So I found the equation for the perpendicular line to the directrix in order to find the vertex, which I got the line y = x that is perpendicular to the directrix, then solved the system of equations to find the common intersection point, which was (1,1). I used the midpoint formula from the focus to the directrix, and got (0.5,0.5) (even though I know by intuition). So the vertex is at (0.5,0.5) since it is exactly in between the focus and directrix.Given directrix y = -x + 2 and focus (0,0), find the equation of the parabola

Using the form [tex](x - \frac{1}{2})^{2} = 4p(y - \frac{1}{2})[/tex], I plugged in the vertex already. To find the value of 'p' I needed to use the distance formula for between either the focus and vertex, or the vertex and directrix which I know should be exactly the same. So I did: [tex]distance = \sqrt{(\frac{1}{2} - 0)^{2} + (\frac{1}{2} - 0)^{2}}[/tex]

[tex]distance = \sqrt{(\frac{1}{4}) + (\frac{1}{4})}[/tex]

[tex]distance = \sqrt{\frac{2}{4}}[/tex]

[tex]distance = \frac{\sqrt{2}}{2}[/tex]

So:

[tex](x - \frac{1}{2})^{2} = 4(\frac{\sqrt{2}}{2})(y - \frac{1}{2})[/tex]

[tex](x - \frac{1}{2})^{2} = \frac{4\sqrt{2}}{2}(y - \frac{1}{2})[/tex]

[tex](x - \frac{1}{2})^{2} = 2\sqrt{2}(y - \frac{1}{2})[/tex]

Put in standard form:

[tex]y = \frac{x^{2} - x + \frac{4\sqrt{2} + 1}{4}}{2\sqrt{2}}[/tex]

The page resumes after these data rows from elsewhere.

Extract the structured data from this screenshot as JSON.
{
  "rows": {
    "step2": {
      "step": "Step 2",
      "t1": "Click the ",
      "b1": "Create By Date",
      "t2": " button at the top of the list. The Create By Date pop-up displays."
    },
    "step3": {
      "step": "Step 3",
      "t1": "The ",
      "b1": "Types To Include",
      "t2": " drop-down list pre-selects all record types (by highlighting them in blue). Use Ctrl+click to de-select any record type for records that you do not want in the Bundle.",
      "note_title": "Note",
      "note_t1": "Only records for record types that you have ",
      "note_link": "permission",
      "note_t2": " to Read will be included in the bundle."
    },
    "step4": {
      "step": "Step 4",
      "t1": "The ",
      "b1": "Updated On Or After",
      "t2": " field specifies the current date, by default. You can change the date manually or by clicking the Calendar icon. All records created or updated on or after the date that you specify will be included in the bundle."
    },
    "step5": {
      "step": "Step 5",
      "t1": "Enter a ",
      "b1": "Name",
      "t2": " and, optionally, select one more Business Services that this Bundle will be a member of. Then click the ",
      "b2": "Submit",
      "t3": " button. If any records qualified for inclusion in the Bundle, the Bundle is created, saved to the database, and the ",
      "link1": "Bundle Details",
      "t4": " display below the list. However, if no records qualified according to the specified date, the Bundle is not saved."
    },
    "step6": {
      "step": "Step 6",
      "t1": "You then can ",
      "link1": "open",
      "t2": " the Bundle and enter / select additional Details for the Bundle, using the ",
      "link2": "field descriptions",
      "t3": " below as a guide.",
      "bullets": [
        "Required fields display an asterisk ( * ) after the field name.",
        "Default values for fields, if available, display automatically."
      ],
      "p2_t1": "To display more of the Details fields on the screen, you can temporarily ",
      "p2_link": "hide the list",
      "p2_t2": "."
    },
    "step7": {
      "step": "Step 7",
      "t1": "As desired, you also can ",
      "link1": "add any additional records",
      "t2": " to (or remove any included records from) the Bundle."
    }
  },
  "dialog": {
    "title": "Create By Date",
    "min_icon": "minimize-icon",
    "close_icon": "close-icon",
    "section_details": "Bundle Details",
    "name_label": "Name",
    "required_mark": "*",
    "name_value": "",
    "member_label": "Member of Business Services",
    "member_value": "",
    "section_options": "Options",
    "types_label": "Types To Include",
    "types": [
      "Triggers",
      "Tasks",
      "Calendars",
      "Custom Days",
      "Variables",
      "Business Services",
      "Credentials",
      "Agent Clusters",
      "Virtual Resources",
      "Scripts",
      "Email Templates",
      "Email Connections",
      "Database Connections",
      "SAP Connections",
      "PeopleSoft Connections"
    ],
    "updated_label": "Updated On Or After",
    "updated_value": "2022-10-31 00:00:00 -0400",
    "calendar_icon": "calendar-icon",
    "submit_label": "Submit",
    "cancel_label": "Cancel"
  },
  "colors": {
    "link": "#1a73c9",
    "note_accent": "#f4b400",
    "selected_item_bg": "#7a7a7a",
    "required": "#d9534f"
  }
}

I don't know if I've made any careless errors and I didn't want to rationalize the denominator and risk messing this up, but when I try to graph this, the graph of the parabola passes through the directrix...I thought it wasn't supposed to touch it at all?